“Life is short so smile while you still have teeth.”
I wrote a while ago about the importance of maintaining dental hygiene particularly in light of a chronic illness like Parkinson’s disease. The slew of medications can potentially lead to tooth decay due to drying of mouth and wearing of enamel. However, keeping and scheduling dental appointments can potentially be challenging particularly as our disease advances. I know this too well both as a neurologist and as a patient with PD. Going to the dentist use to be common place but now ten years into my disease I have to think about it twice and may have to reschedule a time or two.
Yesterday, I went to the dentist although I seriously considered rescheduling once more due to severe nausea. Some of you may know what I am talking about, but for whatever reason now dental cleaning is extremely uncomfortable. One it always leaves my mouth and teeth incredibly sore for a day or two not to mention that keeping my mouth open for whatever extended amount of time needed for hygienist or dentist to work on triggers my dystonia not just in my jaw but in my neck which adds to the pain and discomfort which then triggers a migraine. It is an inevitable chain reaction unless I prep myself. So before I Go to the dentist, I have to take my nausea medicine, my migraine medicine and a muscle relaxant to keep the dystonia from setting in. Needless to say I can only stand having my mouth open for so long so as you can imagine if you had the same problem doing procedures of any kind which could last more than 45 can be quite challenging. In a previous blog titled “tips on how to maintain dental care,” I provide some insight on how to get ready for a dental appointment. As I mentioned before it is important to schedule the visit at the maximum. Peak of your medication effect so if you are better in afternoon schedule at that time. For me now as I am beginning to have more difficulties with swallowing as my disease progresses I especially have to make sure medication is full force because there is nothing worst like having a choking sensation and having to tell yourself ” swallow” every time you have to especially when your head is tilted back, mouth wide open and water squirting at you!
If you experience some of these problems talk to your neurologist ahead of time especially if having major dental work done. He she can prescribe oral dissolvable medications as well as sedatives and muscle relaxants to aid in the process as well as coordinate care with your dentist.
I now in need of a couple of fillings repaired. Besides taking my muscle relaxants and anti-inflammatories, I may need a dose of Xanax which requires someone accompanying me to the appointment to drive me home. Another alternative is scheduling sedation which will definitely require making prior arrangements with a friend or loved one to accompany you. The same is true if you are suffering from blood pressure problems particularly if it drops. So now for at least last 3-4 years my dentist always checks my blood pressure before commencing any treatment. He also lets me wear my sunglasses during the procedure to avoid extra sensory articulation from light shining directly on my face and compounding any possible migraine trigger. Can also ask for quick short breaks if work is extensive.

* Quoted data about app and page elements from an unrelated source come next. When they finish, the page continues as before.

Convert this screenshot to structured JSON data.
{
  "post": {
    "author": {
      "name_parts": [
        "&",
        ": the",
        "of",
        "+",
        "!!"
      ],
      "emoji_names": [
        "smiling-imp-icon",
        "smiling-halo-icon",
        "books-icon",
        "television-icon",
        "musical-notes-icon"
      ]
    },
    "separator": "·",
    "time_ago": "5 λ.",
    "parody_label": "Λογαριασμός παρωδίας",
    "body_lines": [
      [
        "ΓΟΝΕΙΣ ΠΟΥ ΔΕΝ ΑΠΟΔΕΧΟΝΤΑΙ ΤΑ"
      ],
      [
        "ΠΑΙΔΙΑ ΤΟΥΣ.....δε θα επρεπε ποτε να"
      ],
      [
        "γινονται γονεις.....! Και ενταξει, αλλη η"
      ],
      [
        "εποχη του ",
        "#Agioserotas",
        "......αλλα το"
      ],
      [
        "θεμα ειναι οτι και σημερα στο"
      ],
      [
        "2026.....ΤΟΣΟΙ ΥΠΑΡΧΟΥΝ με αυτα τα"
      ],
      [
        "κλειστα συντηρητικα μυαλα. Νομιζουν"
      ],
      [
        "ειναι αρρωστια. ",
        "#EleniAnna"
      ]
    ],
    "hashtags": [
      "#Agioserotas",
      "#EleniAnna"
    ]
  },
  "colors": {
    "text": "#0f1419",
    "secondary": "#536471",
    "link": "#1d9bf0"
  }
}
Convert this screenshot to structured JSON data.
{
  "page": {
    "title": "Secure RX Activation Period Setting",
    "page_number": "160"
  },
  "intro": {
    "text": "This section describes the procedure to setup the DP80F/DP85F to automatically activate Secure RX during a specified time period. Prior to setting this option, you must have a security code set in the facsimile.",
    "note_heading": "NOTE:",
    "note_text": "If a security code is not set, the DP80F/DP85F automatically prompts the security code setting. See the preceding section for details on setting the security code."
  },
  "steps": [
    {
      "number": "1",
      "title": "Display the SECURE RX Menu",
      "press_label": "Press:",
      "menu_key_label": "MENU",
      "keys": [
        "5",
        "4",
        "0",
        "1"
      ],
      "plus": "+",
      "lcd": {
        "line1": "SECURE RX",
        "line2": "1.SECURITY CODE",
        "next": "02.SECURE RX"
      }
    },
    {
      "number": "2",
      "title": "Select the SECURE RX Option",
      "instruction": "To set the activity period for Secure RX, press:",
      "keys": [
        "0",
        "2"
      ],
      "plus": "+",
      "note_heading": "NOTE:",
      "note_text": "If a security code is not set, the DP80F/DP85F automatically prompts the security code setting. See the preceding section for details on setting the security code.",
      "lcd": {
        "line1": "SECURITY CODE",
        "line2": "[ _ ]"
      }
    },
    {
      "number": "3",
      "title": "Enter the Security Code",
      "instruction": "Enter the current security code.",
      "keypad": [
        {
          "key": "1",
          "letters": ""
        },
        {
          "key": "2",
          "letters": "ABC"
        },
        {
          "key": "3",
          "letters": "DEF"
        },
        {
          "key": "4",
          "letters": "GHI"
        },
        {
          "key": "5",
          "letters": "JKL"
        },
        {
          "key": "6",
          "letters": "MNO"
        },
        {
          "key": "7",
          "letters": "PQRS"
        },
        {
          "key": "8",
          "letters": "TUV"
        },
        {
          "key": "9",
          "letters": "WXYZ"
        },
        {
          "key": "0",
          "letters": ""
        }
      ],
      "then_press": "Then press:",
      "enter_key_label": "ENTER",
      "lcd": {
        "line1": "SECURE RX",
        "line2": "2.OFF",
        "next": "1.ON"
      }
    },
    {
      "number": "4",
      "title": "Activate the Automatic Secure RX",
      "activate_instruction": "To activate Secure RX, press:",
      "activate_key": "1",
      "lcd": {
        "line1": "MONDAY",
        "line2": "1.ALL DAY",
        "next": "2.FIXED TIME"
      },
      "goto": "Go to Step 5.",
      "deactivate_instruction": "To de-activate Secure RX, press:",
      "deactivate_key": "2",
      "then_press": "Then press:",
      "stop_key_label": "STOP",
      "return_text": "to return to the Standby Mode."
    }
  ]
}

Even though I don’t much enjoy going to the dentist anymore and is no longer “routine,” it is equally important to continue care for my teeth as for my body; so with careful planning and necessary preventive treatments I can still go on my own without much difficulty other than a sensitive mouth for a day or so. At least both of my dentists are well versed on the manners of PD so I know I am in good hands.